“I love teaching AP Psychology because it’s one of those stand-alone classes that is fresh and new and you aren’t really going to get [the content] from anywhere else,” said Archibald. “Psychology is also absolutely relevant to life. What I really appreciate about the subject is that you really do see it everywhere around you and once you understand the concepts and sciences behind it, it just adds depth to life.”

Before enrolling in this class, I was interested in Psychology, but did not know exactly what if I wanted this interest to become a hobby or a passion. After just weeks of being a part of Mrs. Archibald’s class, I decided that I would apply to every college as a psychology major. We have learned about concepts such as perception, cognition, learning, social sciences and much more. What I love about the class is we get to learn about different aspects of psychology by both conducting experiments on others, but also being a part of the experiments. Taking psychology is a fun social science class to take, but more importantly, it will help you to better understand people’s behavior and the inner workings of the human mind.

Is it too Late to Start Playing a Sport in High School?

by Devin Ruy

Many high school students are reluctant to try out for or continue sports at the high school level. While some believe that sports will take away from academics or they will not be good enough to compete, it is almost guaranteed you will not suffer from any of them as long as the proper adjustments are made so everything can fit in your life, with the addition of sports.

If there is a hint of a feeling that it is too late to start playing sports in high school, your feelings are unfounded. I have played three new sports in high school, kept exceptional academics, and as a senior I have no regrets from playing any of them. In my high school career I have played a total of four sports total, including baseball, football, basketball, and lacrosse. Out of them, I have chosen and settled in with lacrosse as the final sport of my senior year, a sport I love and wish to continue at the collegiate level.

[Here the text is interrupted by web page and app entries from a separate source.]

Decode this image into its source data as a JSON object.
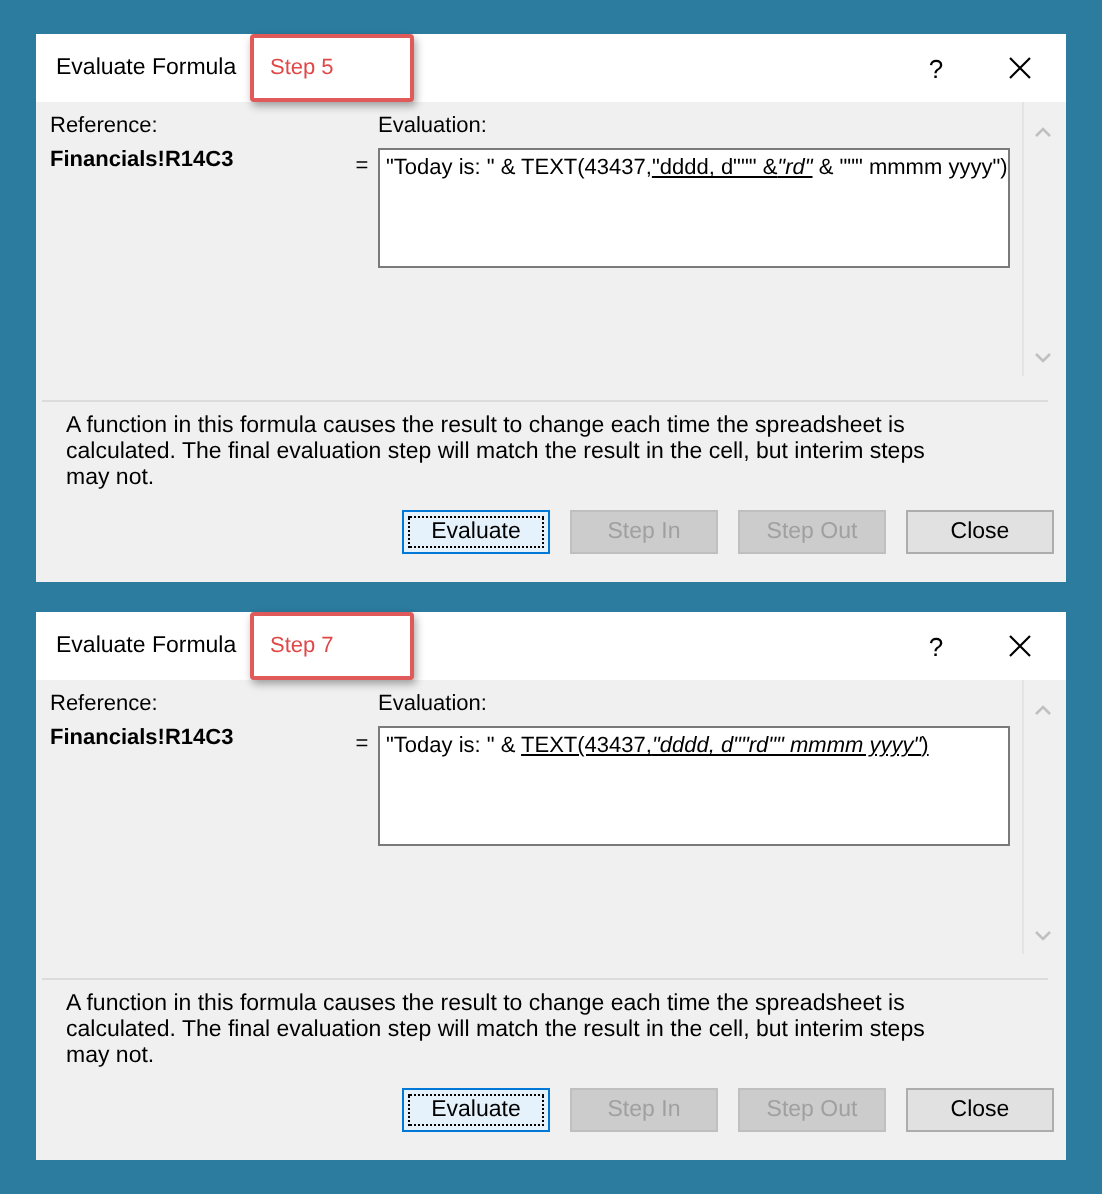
{
  "dialogs": [
    {
      "title": "Evaluate Formula",
      "callout": "Step 5",
      "help": "?",
      "reference_label": "Reference:",
      "reference": "Financials!R14C3",
      "equals": "=",
      "evaluation_label": "Evaluation:",
      "evaluation": [
        {
          "text": "\"Today is: \" & TEXT(43437,",
          "underlined": false,
          "italic": false
        },
        {
          "text": "\"dddd, d\"\"\" &",
          "underlined": true,
          "italic": false
        },
        {
          "text": "\"rd\"",
          "underlined": true,
          "italic": true
        },
        {
          "text": " & \"\"\" mmmm yyyy\")",
          "underlined": false,
          "italic": false
        }
      ],
      "message": "A function in this formula causes the result to change each time the spreadsheet is calculated.  The final evaluation step will match the result in the cell, but interim steps may not.",
      "buttons": [
        {
          "label": "Evaluate",
          "focused": true,
          "disabled": false
        },
        {
          "label": "Step In",
          "focused": false,
          "disabled": true
        },
        {
          "label": "Step Out",
          "focused": false,
          "disabled": true
        },
        {
          "label": "Close",
          "focused": false,
          "disabled": false
        }
      ]
    },
    {
      "title": "Evaluate Formula",
      "callout": "Step 7",
      "help": "?",
      "reference_label": "Reference:",
      "reference": "Financials!R14C3",
      "equals": "=",
      "evaluation_label": "Evaluation:",
      "evaluation": [
        {
          "text": "\"Today is: \" & ",
          "underlined": false,
          "italic": false
        },
        {
          "text": "TEXT(43437,",
          "underlined": true,
          "italic": false
        },
        {
          "text": "\"dddd, d\"\"rd\"\" mmmm yyyy\"",
          "underlined": true,
          "italic": true
        },
        {
          "text": ")",
          "underlined": true,
          "italic": false
        }
      ],
      "message": "A function in this formula causes the result to change each time the spreadsheet is calculated.  The final evaluation step will match the result in the cell, but interim steps may not.",
      "buttons": [
        {
          "label": "Evaluate",
          "focused": true,
          "disabled": false
        },
        {
          "label": "Step In",
          "focused": false,
          "disabled": true
        },
        {
          "label": "Step Out",
          "focused": false,
          "disabled": true
        },
        {
          "label": "Close",
          "focused": false,
          "disabled": false
        }
      ]
    }
  ]
}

Sports are widely known as fun or something to do to occupy oneself, but what is often overlooked are the benefits and learning experiences those who participate in sports can receive. Although I have excelled at some sports more than others, I can safely say I have had valuable experiences with all of them, building myself in so many more ways than just athletically. Athletics have been a facet for me to practice and showcase my leadership skills since I first started, and through the years I have built those skills every practice and game, helping myself and others as much as possible. Leadership is an intricate part of sports, and is one of the most important and rewarding aspects of participating in athletics. Practicing and displaying leadership in sports has helped me become confident in my ability to lead in so many more ways than in just athletics, from utilizing it in the classroom to the workplace.

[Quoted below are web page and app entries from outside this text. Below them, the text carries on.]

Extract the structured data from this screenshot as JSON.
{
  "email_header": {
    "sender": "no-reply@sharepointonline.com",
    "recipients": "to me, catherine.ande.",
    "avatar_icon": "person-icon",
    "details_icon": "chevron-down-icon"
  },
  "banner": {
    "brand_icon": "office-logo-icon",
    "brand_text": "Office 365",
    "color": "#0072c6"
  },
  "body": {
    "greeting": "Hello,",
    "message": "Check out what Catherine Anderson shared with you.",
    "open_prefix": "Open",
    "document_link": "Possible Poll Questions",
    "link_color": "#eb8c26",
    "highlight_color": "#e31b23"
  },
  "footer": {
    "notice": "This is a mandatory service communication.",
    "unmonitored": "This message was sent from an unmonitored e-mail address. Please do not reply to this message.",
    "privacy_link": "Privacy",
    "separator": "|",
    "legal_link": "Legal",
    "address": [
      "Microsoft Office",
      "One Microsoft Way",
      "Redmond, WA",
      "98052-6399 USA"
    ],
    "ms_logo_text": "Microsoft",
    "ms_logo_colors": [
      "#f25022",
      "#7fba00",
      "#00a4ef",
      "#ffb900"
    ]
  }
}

Everyone should try sports, and if one sport does not work for you, I urge you to try another. Athletics have become a huge part of my life, and have become something I put at the forefront of my life, which I would not change for the world.

New Baseball Coach Steps Up to the Plate

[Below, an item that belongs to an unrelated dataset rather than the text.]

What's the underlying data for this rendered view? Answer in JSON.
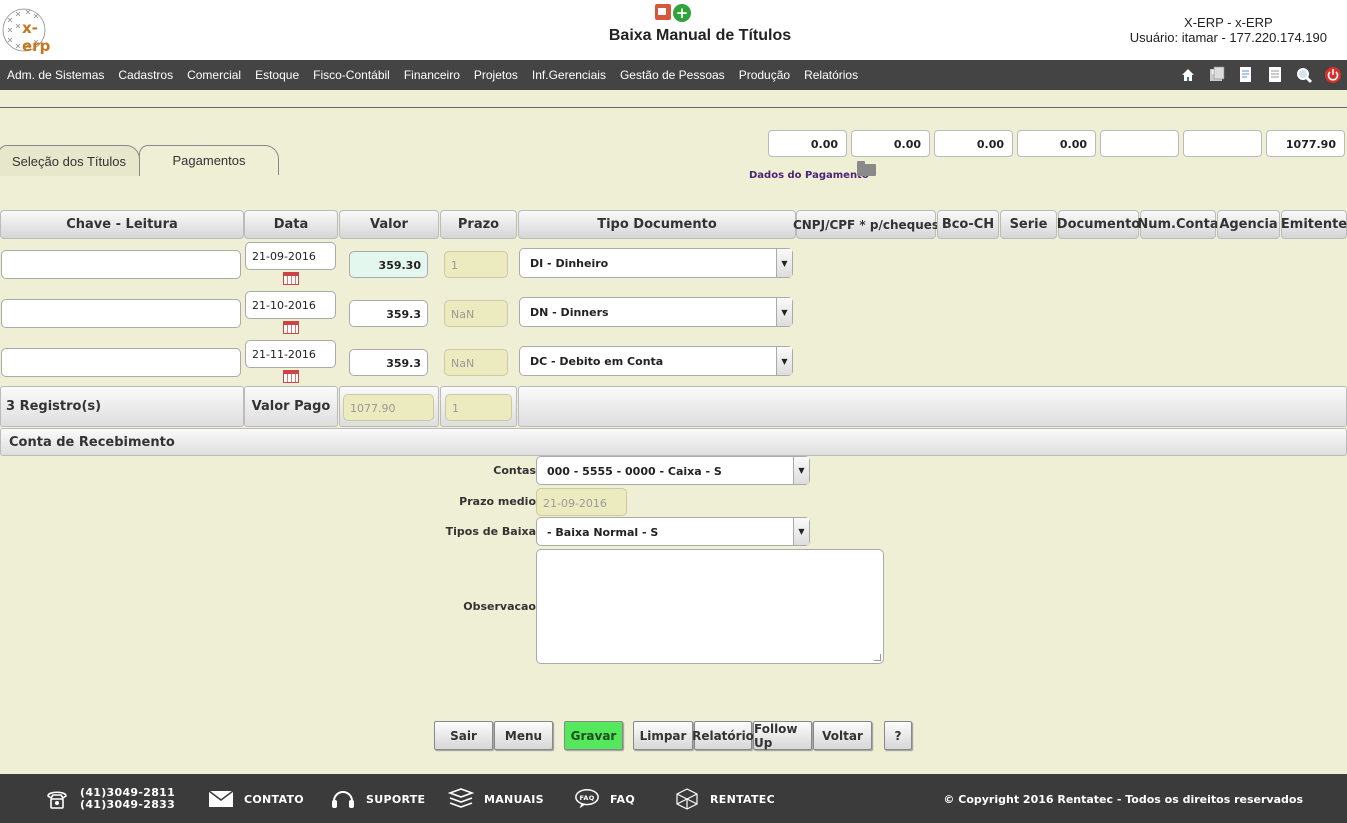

by Charlie Scott

Just as spring welcomes the new baseball season, the PHS baseball team welcomes Scott Osder as the new head coach.

Osder has 20 years of coaching experience to bring to the table. “I [was the]… head baseball coach at three different schools prior to my arrival at PHS,” Osder said. Osder coached at two southern California schools and at Tamalpais High School in Marin, where his team won the NCS D3 Section Title in 2014. He has also coached at both California State University, Northridge and San Francisco State.

Osder is excited to be back on the baseball field after two long years without games for both coaches and student athletes. He said, “Based on what I … have observed, I have confidence …(that) we will work hard everyday to learn and improve and have a successful season.”

Osder is convinced that the PHS team has a good chance to make it to the top of the league standings, and make a run in section playoffs. “We have talented, experienced, smart players,” Osder said. “They have a lot to learn about execution and competing at the highest level … but I am confident we will get there.”